(ACTIVITY): In the data below, find each line containing the string "StarTeeen" and return it.

(RECORDS PROVIDED):
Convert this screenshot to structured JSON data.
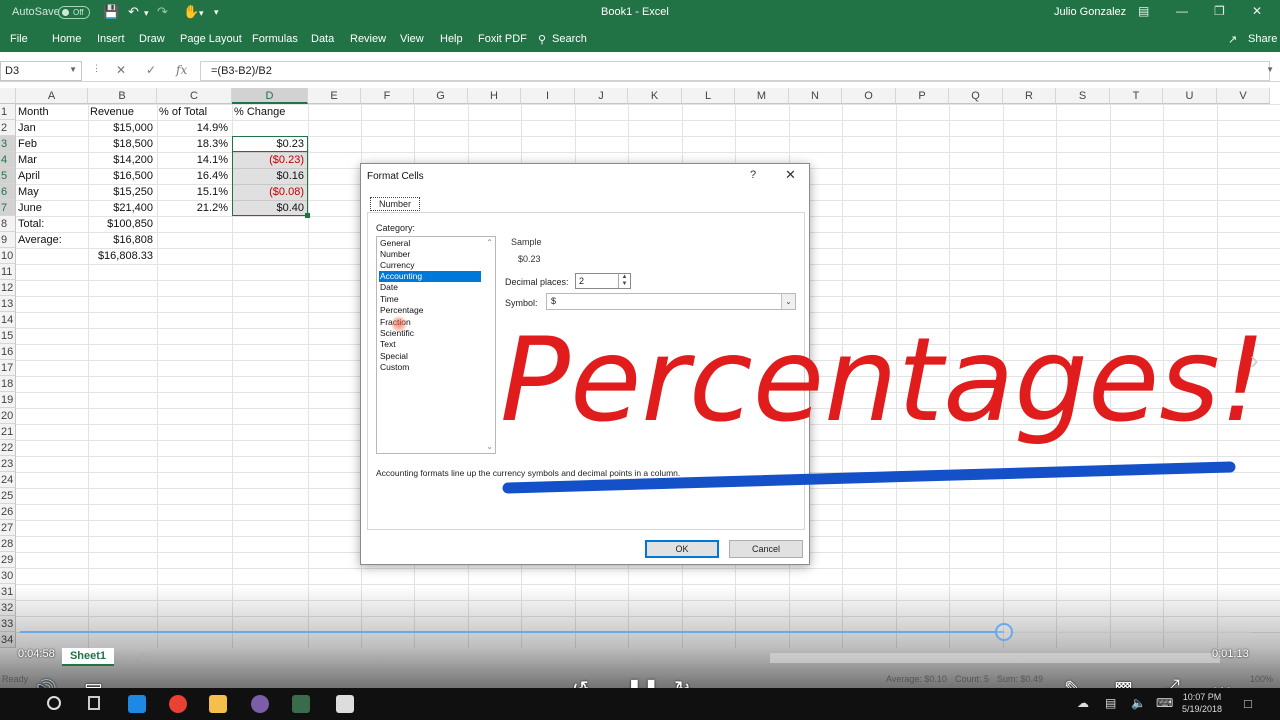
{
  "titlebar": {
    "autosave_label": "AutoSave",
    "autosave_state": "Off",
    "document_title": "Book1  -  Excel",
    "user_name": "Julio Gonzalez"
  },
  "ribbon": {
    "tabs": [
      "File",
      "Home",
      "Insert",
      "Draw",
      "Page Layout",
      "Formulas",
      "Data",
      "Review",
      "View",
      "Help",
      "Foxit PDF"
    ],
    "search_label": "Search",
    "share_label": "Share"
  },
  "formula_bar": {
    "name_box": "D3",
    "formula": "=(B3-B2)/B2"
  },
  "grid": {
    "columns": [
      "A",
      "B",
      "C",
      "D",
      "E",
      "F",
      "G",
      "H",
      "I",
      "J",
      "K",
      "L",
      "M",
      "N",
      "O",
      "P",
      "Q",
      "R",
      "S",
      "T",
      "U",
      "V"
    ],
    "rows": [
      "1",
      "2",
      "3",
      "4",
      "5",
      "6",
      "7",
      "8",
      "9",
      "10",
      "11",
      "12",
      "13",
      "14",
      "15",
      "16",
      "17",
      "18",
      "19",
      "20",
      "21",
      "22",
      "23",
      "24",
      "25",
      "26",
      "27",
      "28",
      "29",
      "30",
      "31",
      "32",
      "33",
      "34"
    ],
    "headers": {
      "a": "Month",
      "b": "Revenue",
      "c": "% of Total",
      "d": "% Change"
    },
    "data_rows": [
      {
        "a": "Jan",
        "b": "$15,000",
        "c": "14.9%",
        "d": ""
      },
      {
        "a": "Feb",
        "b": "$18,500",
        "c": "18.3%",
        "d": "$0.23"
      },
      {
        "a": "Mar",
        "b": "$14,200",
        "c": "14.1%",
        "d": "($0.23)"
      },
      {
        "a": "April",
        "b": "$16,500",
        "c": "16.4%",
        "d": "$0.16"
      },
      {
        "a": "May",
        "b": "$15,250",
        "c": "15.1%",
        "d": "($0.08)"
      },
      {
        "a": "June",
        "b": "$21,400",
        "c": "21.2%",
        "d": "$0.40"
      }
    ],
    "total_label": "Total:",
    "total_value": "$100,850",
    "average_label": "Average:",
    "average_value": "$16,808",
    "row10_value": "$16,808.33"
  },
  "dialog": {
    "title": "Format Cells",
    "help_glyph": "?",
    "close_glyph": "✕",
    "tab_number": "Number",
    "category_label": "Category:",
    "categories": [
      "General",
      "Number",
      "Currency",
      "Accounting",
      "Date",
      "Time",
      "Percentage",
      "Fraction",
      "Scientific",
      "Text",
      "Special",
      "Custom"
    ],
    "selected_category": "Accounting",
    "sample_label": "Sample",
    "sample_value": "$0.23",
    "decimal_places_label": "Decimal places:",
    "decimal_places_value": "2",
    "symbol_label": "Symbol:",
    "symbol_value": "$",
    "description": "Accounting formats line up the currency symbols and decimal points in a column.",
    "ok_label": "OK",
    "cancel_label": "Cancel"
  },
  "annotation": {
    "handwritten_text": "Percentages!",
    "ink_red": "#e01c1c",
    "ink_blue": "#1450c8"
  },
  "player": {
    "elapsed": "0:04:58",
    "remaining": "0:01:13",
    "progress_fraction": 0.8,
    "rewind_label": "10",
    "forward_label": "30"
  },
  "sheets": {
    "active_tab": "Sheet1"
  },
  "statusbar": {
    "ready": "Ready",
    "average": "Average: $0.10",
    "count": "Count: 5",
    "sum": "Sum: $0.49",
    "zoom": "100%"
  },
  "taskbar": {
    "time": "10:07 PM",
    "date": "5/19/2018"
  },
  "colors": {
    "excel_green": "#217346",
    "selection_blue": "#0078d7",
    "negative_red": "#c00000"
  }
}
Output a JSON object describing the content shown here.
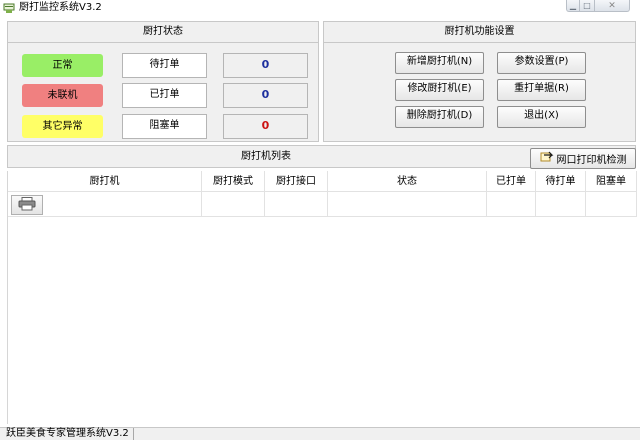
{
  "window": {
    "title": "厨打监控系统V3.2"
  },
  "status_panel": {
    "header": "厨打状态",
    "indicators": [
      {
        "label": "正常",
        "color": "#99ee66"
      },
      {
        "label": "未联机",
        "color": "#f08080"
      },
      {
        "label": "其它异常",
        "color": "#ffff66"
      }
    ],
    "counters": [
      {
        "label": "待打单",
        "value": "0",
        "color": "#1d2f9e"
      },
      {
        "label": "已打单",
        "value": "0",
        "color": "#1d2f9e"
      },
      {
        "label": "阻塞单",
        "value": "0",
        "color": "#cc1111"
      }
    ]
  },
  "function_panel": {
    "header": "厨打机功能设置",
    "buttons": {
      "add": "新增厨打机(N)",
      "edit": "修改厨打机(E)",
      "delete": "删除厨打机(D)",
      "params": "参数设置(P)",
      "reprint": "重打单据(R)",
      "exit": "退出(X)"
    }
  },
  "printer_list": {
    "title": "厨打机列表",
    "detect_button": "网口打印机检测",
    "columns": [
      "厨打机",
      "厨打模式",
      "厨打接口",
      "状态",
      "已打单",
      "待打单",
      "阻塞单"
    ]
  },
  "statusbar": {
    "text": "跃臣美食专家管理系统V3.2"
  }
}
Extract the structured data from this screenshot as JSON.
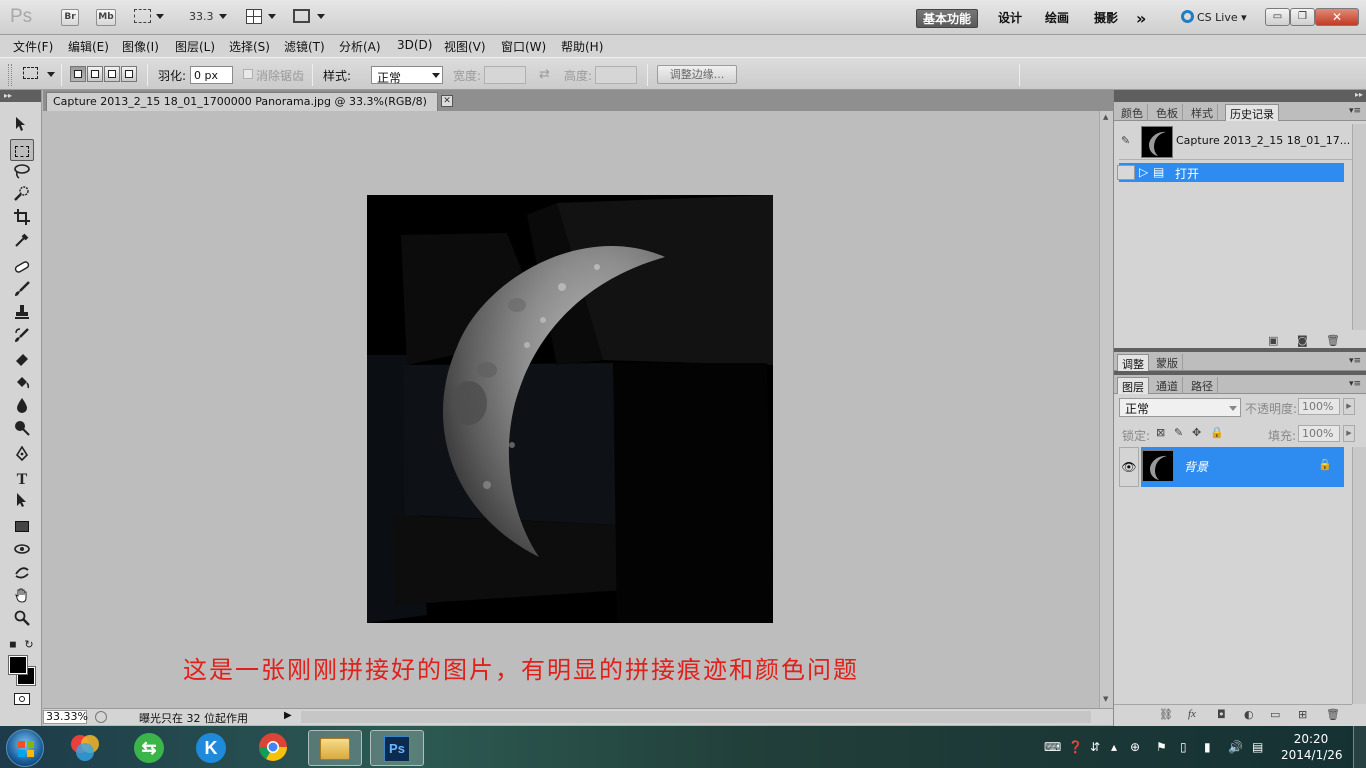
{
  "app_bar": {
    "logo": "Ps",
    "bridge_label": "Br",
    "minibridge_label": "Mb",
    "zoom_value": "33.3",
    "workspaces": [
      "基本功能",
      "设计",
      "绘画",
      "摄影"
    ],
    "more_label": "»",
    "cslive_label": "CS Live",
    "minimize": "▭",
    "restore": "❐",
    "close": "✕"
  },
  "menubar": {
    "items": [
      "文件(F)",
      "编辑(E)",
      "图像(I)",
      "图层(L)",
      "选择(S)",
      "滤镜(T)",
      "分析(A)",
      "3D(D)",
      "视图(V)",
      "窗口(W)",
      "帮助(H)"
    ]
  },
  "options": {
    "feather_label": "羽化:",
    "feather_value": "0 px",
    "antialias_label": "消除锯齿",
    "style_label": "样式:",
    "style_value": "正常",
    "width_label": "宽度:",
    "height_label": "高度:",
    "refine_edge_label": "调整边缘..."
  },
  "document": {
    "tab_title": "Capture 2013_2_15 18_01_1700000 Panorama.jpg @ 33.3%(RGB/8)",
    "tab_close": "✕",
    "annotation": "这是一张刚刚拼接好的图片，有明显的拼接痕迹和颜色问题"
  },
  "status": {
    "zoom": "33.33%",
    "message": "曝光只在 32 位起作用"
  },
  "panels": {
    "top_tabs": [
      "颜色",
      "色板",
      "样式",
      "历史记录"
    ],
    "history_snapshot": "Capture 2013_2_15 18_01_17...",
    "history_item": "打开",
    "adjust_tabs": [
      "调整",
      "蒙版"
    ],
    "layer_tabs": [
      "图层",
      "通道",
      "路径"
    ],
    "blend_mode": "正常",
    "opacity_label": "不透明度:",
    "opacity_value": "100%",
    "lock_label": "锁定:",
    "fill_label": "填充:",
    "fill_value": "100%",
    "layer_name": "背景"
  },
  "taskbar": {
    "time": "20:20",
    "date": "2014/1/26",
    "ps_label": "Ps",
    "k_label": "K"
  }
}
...
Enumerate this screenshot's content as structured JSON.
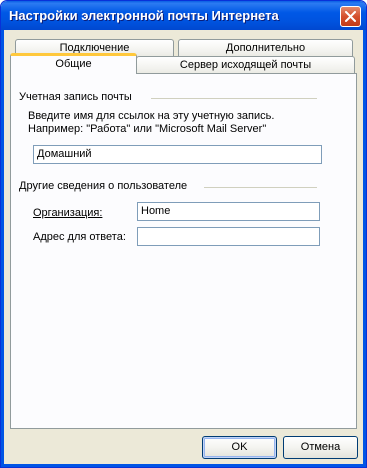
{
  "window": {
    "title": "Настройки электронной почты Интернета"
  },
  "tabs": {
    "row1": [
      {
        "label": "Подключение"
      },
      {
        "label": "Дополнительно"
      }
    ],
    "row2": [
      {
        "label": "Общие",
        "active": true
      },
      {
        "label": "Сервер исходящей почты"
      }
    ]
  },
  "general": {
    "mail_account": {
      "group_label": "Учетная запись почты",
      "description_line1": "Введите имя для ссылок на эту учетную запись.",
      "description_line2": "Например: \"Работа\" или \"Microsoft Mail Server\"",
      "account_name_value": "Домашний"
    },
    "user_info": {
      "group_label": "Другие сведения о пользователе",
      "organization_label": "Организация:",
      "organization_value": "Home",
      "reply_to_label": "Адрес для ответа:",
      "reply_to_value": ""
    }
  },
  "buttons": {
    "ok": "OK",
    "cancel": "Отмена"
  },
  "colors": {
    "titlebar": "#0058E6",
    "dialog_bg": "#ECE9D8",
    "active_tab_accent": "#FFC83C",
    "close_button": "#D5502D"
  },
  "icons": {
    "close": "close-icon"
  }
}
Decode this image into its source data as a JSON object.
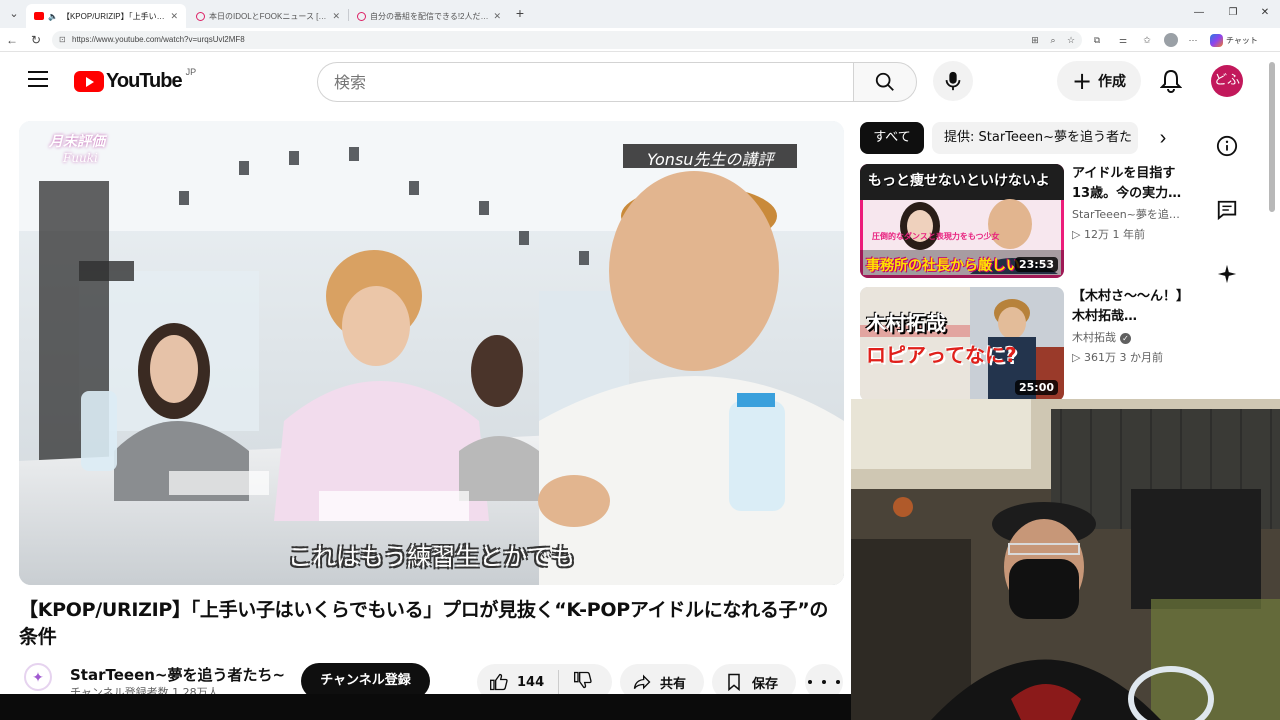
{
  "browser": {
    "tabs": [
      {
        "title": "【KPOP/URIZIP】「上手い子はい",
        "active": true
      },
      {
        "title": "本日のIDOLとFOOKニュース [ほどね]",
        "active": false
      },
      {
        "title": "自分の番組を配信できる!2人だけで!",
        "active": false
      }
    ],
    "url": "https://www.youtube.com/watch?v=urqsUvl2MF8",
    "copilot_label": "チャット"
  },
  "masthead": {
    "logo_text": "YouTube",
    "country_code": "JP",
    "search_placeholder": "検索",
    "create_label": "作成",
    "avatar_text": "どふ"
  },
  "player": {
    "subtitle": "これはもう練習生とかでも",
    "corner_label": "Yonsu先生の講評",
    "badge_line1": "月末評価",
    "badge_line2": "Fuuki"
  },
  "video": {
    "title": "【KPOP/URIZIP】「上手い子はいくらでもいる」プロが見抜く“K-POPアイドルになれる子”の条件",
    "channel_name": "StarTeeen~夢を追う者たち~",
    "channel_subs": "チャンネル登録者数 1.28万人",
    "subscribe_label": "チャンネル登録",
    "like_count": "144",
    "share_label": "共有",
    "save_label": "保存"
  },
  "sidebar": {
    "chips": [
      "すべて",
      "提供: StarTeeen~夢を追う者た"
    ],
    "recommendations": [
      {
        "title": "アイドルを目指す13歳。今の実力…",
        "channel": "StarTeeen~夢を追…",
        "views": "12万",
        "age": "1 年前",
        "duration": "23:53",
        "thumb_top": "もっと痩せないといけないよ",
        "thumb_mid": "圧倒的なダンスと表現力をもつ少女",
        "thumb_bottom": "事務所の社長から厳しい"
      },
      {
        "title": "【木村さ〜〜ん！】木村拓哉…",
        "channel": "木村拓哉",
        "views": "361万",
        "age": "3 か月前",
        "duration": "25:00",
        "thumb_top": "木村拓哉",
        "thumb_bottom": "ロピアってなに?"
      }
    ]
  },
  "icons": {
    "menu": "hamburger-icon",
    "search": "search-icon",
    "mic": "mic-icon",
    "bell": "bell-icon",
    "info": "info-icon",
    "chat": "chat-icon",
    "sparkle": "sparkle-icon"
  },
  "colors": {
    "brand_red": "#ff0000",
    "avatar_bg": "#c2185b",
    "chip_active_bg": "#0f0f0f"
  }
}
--
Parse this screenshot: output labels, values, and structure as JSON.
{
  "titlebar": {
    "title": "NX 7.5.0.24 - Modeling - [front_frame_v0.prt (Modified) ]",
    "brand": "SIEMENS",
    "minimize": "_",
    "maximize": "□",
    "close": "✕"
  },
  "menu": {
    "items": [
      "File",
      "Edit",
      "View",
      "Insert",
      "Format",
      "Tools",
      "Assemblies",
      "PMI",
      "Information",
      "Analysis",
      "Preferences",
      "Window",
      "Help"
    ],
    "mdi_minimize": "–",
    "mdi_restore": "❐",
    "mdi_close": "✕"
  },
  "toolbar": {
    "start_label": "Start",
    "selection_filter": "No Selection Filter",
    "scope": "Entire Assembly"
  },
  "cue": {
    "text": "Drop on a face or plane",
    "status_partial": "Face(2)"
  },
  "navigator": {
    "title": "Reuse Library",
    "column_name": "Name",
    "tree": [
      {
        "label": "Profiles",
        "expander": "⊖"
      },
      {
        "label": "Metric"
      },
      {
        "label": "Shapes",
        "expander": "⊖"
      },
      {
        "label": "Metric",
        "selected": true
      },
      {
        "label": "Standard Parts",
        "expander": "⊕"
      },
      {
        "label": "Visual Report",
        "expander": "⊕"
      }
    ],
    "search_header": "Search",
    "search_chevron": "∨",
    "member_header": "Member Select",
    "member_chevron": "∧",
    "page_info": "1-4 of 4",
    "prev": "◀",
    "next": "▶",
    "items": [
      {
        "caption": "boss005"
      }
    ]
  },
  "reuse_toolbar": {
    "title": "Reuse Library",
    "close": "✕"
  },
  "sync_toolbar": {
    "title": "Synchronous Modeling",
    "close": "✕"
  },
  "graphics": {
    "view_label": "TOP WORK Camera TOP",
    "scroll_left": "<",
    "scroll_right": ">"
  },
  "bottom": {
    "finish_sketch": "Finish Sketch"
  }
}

(ANSWER SECTION):
    "channel_name": "StarTeeen~夢を追う者たち~",
      "提供: StarTeeen~夢を追う者た"
        "channel": "StarTeeen~夢を追…",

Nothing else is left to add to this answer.